BEIXIAOYING TOWN, China (AP) — Natalie du Toit pulled herself onto the dock and waited for someone to bring her prosthetic leg. She stretched out the other leg — the one she didn’t lose in that horrendous motorcycle accident — and chatted with her coach about the first open water race in Olympic history.
Natalie du Toit prepares for the Women´s 10km Marathon at the Shunyi Rowing and Canoeing Park on August 19.
Du Toit didn’t finish where she wanted. Not even close.
But just making it to Beijing was a huge victory for anyone who’s ever faced a disability.
Hoping to contend for a medal, the 24-year-old South African amputee fell off the pace toward the end of the grueling 10 kilometer (6.2 mile) race and finished 16th, more than a minute behind gold medalist Larisa Ilchenko of Russia.
“I tried my best,” du Toit said. “I’m not too happy with it, but I’ll be back for 2012.”
Don’t bet against her.
When she walked out with 24 other swimmers to be introduced for the historic event, it was quickly apparent this wasn’t just another competitor.
Du Toit hobbled along stiffly on her artificial leg, No. 23 written on her back and both arms. While others bounced up and down to loosen up, she settled for shaking her arms. A couple of times, she walked over to the edge to splash water on her face and goggles, leaning over tenuously with her metal prosthetic sticking out to the side, serving as balance.
When it was time to race, she walked onto the dock and removed her replacement leg. Someone moved it away, and du Toit sat at the edge of the water, her right leg dangling in. When the starter called for everyone to get ready, she pulled herself up, wobbled just a bit and dove in.
She was an Olympian.
Du Toit hung with the lead pack most of the race, but couldn’t keep up when the pace quickened toward the end of the two-hour ordeal. She finished 1 minute, 22.2 seconds behind Ilchenko, who out-sprinted two British swimmers who led most of the way.
But du Toit’s time of 2 hours, 49 minutes, 9 seconds put her ahead of nine others, including 16-year-old American Chloe Sutton, who broke down in tears after finishing, every part of her body cramping and aching.
“I’ve got to get faster,” said du Toit, who looked like she could swim another 10 kilometers. “The race will obviously improve. This is the first time they’ve swum it at the Olympics. It’s going to get faster and faster.”

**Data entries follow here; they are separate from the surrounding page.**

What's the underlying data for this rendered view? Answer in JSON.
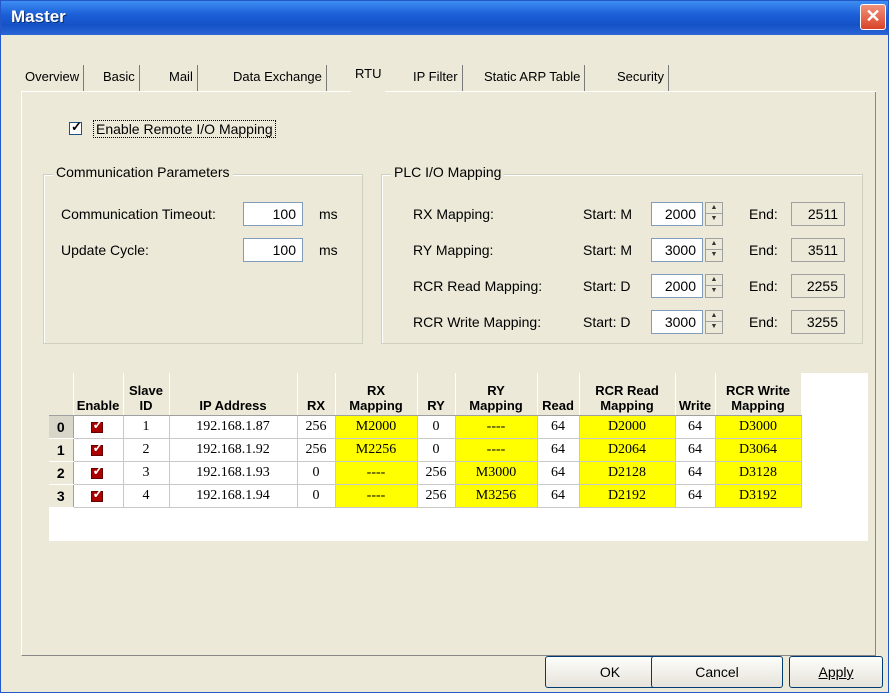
{
  "window": {
    "title": "Master",
    "close_glyph": "✕"
  },
  "tabs": [
    {
      "label": "Overview"
    },
    {
      "label": "Basic"
    },
    {
      "label": "Mail"
    },
    {
      "label": "Data Exchange"
    },
    {
      "label": "RTU"
    },
    {
      "label": "IP Filter"
    },
    {
      "label": "Static ARP Table"
    },
    {
      "label": "Security"
    }
  ],
  "active_tab": "RTU",
  "enable_remote_io": {
    "label": "Enable Remote I/O Mapping",
    "checked": true,
    "mark": "✓"
  },
  "comm_params": {
    "title": "Communication Parameters",
    "timeout_label": "Communication Timeout:",
    "timeout_value": "100",
    "timeout_unit": "ms",
    "update_label": "Update Cycle:",
    "update_value": "100",
    "update_unit": "ms"
  },
  "plc_mapping": {
    "title": "PLC I/O Mapping",
    "start_label": "Start:",
    "end_label": "End:",
    "rows": [
      {
        "label": "RX Mapping:",
        "area": "M",
        "start": "2000",
        "end": "2511"
      },
      {
        "label": "RY Mapping:",
        "area": "M",
        "start": "3000",
        "end": "3511"
      },
      {
        "label": "RCR Read Mapping:",
        "area": "D",
        "start": "2000",
        "end": "2255"
      },
      {
        "label": "RCR Write Mapping:",
        "area": "D",
        "start": "3000",
        "end": "3255"
      }
    ]
  },
  "table": {
    "headers": {
      "enable": "Enable",
      "slave_id_1": "Slave",
      "slave_id_2": "ID",
      "ip": "IP Address",
      "rx": "RX",
      "rx_map_1": "RX",
      "rx_map_2": "Mapping",
      "ry": "RY",
      "ry_map_1": "RY",
      "ry_map_2": "Mapping",
      "read": "Read",
      "rcr_read_1": "RCR Read",
      "rcr_read_2": "Mapping",
      "write": "Write",
      "rcr_write_1": "RCR Write",
      "rcr_write_2": "Mapping"
    },
    "rows": [
      {
        "idx": "0",
        "slave_id": "1",
        "ip": "192.168.1.87",
        "rx": "256",
        "rx_map": "M2000",
        "ry": "0",
        "ry_map": "----",
        "read": "64",
        "rcr_read": "D2000",
        "write": "64",
        "rcr_write": "D3000"
      },
      {
        "idx": "1",
        "slave_id": "2",
        "ip": "192.168.1.92",
        "rx": "256",
        "rx_map": "M2256",
        "ry": "0",
        "ry_map": "----",
        "read": "64",
        "rcr_read": "D2064",
        "write": "64",
        "rcr_write": "D3064"
      },
      {
        "idx": "2",
        "slave_id": "3",
        "ip": "192.168.1.93",
        "rx": "0",
        "rx_map": "----",
        "ry": "256",
        "ry_map": "M3000",
        "read": "64",
        "rcr_read": "D2128",
        "write": "64",
        "rcr_write": "D3128"
      },
      {
        "idx": "3",
        "slave_id": "4",
        "ip": "192.168.1.94",
        "rx": "0",
        "rx_map": "----",
        "ry": "256",
        "ry_map": "M3256",
        "read": "64",
        "rcr_read": "D2192",
        "write": "64",
        "rcr_write": "D3192"
      }
    ],
    "enable_check": "✓"
  },
  "buttons": {
    "ok": "OK",
    "cancel": "Cancel",
    "apply": "Apply"
  },
  "colors": {
    "highlight": "#ffff00",
    "titlebar": "#1c5fd8"
  }
}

An up-and-coming swimmer who just missed qualifying for the Sydney Games, du Toit’s life took a tragic turn in 2001. Returning to school on a motorbike after a training session, she collided with a car and sustained massive injuries to her left leg. Doctors tried for a week to save it but finally had to amputate at the knee.
Instead of giving up on her athletic career, du Toit was back in the water six months later. Swimming made her feel whole again, but she wasn’t competitive with able-bodied athletes in the pool, where the legs are vital for starts and turns.
Along came open water, which was added to the program for Beijing. There are no flip turns to negotiate in marathon swimming, which is usually held in lakes and oceans, and the upper body is more important than the legs.
Du Toit had found her new calling. She qualified for the Olympics with a fourth-place finish at the world championships in Spain this year.
“I find it hard, and I’m a completely able-bodied person,” said Cassandra Patten, who won bronze in the race held at the Olympic rowing and canoeing course. “She’s an amazing role model.”
Ilchenko praised du Toit for not letting her disability hold her back. She was right in there battling with everyone else in a race that’s often called wrestling in the water for its rough tactics.
“I’d even go so far as to award her a separate medal,” the winner said through a translator. “I have enormous respect for her. It is exceedingly hard. Just looking at these people inspires you.”